Opening July 10: Short Kut

This is the fourth consecutive week of new Bollywood releases in the Chicago area since the strike ended. Opening in theaters on Friday, July 10, 2009 is Short Kut: The Con is On, a movie about a small-time actor (Arshad Warsi) who steals a script and becomes a Bollywood star. Hilarity (allegedly) ensues when the script’s writer (Akshaye Khanna) gets his revenge.

Short Kut will run at the Big Cinemas Golf Glen 5 in Niles and at the AMC South Barrington 30 in South Barrington. It’s runtime is listed as 2 hrs 19 min.
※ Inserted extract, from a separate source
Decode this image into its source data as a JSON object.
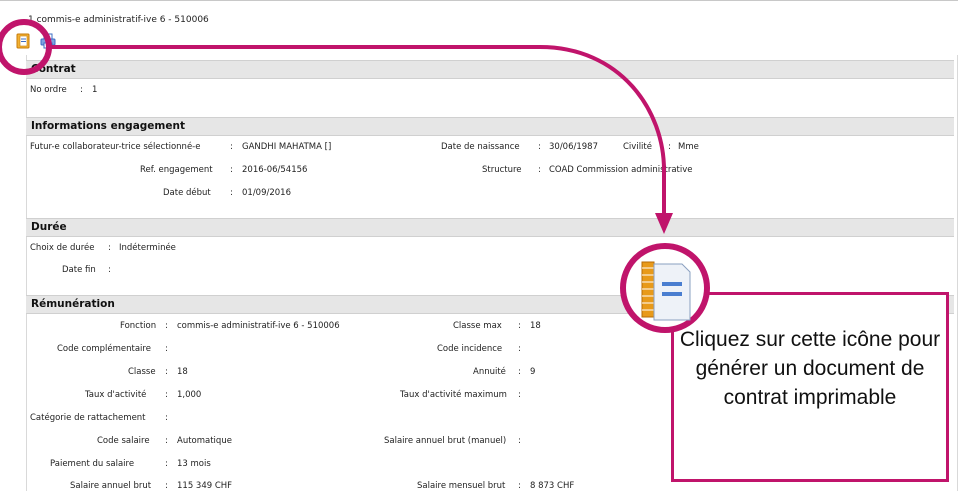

The AMC South Barrington 30 and the AMC Cantera 30 in Warrenville will both continue to run New York and Kambakkht Ishq. Both movies have already earned nearly $1 million in the U.S.

Kambakkht Ishq is also getting a second week at the AMC Loews Pipers Alley 4 in Chicago and at the Golf Glen 5.

Other Indian movies playing in the Chicago area this weekend include Bhramaram (Malayalam), Oy! (Telugu) and Made In China [which may be a rerelease of Chandni Chowk to China, I’m not sure] at the Big Cinemas Golf Glen 5. Sathyam Cinemas in Downers Grove is showing the Telugu film Gopi Gopika Godavari.

Here’s a trailer for this week’s new release, Short Kut: